Credit-fueled consumerism is the grease that oils the U.S. economy. The economist Thorstein Veblen popularized the notion of conspicuous consumption, which explains why people covet luxury items and the latest fads, despite having to stretch their budgets for more fundamental items like food, shelter and water. Mercifully, violent scenes of hordes of bargain-hungry shoppers seem to be diminishing as traditional retail consumption shifts to decidedly easier and more cost-effective online options. The entire consumer frenzy of Black Friday, Small Business Saturday, Cyber Monday and every other clearance sale thereafter, misses one key issue, which is that 40% of the U.S. population cannot afford a $400 emergency expense.

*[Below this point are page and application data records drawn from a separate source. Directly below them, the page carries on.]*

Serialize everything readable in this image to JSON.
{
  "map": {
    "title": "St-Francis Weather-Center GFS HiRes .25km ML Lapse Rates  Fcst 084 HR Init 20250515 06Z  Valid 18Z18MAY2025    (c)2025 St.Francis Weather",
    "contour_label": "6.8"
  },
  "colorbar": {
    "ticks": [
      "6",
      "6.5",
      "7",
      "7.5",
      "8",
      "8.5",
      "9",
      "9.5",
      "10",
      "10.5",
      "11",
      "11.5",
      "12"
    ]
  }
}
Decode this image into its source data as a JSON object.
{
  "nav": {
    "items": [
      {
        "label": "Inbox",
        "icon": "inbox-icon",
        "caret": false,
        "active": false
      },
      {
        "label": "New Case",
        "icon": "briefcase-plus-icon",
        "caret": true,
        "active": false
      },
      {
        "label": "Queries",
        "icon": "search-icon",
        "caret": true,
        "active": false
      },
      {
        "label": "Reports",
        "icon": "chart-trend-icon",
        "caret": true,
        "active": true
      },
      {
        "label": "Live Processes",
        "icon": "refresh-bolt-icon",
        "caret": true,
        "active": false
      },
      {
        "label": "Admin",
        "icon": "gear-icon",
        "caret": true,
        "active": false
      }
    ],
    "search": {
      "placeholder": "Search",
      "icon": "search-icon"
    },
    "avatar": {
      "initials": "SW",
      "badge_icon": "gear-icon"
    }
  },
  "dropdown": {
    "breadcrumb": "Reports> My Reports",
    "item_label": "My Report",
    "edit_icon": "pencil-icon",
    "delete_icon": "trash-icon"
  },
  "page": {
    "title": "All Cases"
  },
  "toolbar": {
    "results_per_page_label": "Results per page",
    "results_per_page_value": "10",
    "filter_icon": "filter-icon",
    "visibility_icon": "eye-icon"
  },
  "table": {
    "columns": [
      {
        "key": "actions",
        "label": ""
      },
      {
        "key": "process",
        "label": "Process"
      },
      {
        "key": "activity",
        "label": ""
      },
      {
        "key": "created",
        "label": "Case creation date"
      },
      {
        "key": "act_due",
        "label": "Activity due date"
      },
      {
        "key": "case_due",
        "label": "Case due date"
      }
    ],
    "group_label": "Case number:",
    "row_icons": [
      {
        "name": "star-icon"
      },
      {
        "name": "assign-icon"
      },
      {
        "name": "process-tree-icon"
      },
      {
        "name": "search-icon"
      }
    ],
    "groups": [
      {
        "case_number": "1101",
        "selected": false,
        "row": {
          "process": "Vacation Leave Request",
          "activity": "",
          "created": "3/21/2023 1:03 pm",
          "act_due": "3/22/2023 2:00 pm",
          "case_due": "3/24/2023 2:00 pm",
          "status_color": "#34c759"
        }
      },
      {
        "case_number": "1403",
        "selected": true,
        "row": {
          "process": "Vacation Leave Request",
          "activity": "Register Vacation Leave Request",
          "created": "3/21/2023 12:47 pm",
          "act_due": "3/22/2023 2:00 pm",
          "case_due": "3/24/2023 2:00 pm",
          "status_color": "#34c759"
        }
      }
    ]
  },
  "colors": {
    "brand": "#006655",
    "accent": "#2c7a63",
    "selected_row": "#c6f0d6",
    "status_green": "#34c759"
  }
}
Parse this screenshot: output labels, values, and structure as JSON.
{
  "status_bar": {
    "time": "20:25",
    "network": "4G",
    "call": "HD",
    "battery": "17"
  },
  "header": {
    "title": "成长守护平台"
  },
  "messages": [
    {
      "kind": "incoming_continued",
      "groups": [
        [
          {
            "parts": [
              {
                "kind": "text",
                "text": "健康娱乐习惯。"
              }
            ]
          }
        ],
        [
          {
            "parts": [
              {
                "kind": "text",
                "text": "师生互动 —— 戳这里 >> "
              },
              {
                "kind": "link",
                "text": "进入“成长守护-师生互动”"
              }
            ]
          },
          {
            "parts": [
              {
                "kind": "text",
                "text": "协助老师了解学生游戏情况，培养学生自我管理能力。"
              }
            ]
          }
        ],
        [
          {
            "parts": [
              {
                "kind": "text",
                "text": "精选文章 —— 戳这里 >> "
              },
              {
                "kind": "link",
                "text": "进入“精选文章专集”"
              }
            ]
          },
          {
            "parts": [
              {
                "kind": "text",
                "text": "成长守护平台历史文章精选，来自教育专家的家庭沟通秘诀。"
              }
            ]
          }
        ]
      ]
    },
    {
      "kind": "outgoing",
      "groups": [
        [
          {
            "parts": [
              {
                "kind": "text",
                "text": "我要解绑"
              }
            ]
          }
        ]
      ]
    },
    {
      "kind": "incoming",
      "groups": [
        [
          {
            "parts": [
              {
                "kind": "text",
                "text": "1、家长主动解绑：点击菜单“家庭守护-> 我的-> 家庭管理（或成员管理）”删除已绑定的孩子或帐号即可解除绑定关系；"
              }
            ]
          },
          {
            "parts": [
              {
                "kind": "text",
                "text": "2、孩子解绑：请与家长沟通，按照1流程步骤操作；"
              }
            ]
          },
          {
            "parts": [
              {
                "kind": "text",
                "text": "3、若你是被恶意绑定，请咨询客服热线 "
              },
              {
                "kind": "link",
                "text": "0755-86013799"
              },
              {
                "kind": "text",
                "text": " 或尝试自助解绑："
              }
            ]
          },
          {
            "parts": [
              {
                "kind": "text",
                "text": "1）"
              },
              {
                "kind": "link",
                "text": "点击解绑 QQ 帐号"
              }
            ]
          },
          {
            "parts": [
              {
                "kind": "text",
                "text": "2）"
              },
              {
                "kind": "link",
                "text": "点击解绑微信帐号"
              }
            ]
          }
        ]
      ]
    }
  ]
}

Meanwhile, U.S. credit card debt is at an all time high of $1 trillion, not to mention other forms of purchase-driven debt, such as student loans, auto loans and personal loans, among others. Adding in these categories, U.S. credit debt is set to swell to $4 trillion by the end of 2018. The insidious aspect of conspicuous consumption is that people are often opting to buy (or rather finance through credit) expensive goods, while a plethora of more affordable substitutes exist, if not foregoing the purchase outright. As a result, it is not uncommon to see people sporting the latest iPhone, now financed through mobile phone providers, while living in their parent’s basement or driving a Tesla for Uber to make enough money side hustling to cover lease payments. While there is nothing demeaning about side hustling, indeed, it is increasingly one of the only ways urban dwellers can get along in costly cities where qualifications alone are often insufficient to cover high living costs. The challenge arises as the U.S. faces more and more community or city-level emergencies where the strain on personal and business finances are laid bare.
Long term, there is no cavalry coming to rescue you. This is an increasingly harsh reality evident in communities across the U.S., from Puerto Rico and the U.S. Virgin Islands, to Houston and Paradise, California, among countless other communities stricken by large-scale crises. The fact that economic recovery depends very much on how individual households spring back proves that resilience is not an abstraction, but rather a financial formula. It bears repeating, that 40% of the U.S. cannot withstand a $400 setback. Against this backdrop, credit-fueled consumption is not only dangerous, it is increasingly tantamount to digging out of a financial hole while digging out of a literal one. Putting wants in check and supplanting them with needs is difficult, especially as many try to keep up with the Joneses next door. In an ordered evacuation, however, like the one issued for nearly the entire state of Florida ahead of Hurricane Irma’s landfall, will you or the Joneses be able to take heed of these potentially lifesaving warnings?
Following a man-made or natural disaster, which are increasing exponentially in the U.S. and are politically but not economically colorblind, the strain on personal and business finances grows quickly. Traditional rainy day funds set aside to cover medical emergencies, periods of joblessness and other setbacks are designed to cover monthly household expenses during times of distress. Typically, financial advisors call for 6 to 9 months of monthly expenses on hand in order to cover family overhead. The same concept would hold true for businesses to cover overhead, payroll and other fixed costs during periods of distress. Following a disaster, however, like Hurricane Harvey, which turned Houston into a swamp or Hurricane Maria, which turned Puerto Rico’s clock back to the pre-industrial era, a 6 to 9 month rainy day fund can be exhausted in half the time. The reason, simply, is that the entire city or community is in distress or physically displaced. Once acute emergency response efforts end and as the slow roll of insurance and other reconstruction money is brought to bear, it can take many months and even years for a disaster-stricken community to regain its footing.
Insidiously, the disaster-displaced not only have to contend with the immediate costs of displacement, such as staying in a hotel, travel costs, food and medical care, among others, they are still liable for all their debts and obligations back home. In some occasions, although there is no hard and fast rule, banks, particularly for mortgages or business loans, may offer a moratorium or temporary pause on payments in severe situations. However, it would be unwise to count on this largesse, especially over a protracted recovery period wherein insurers will be sifting through the wreckage trying to determine whether they are on the hook or not. Herein lies the vicious cycle faced by the poorest victims of crises (roughly 40% of the country), especially the spendthrift for whom credit is likened to an entitlement and the latest gewgaw, fad or curio is a must-have. Already at the knife-edge of personal default or ruined credit, a disaster is often all it takes to tip people over the financial precipice. So, as U.S. consumers stand to shift $7.8 billion in a record-breaking Cyber Monday, on top of the $6.2 billion spent on Black Friday, perhaps some spending restraint is in order for a day of national resilience.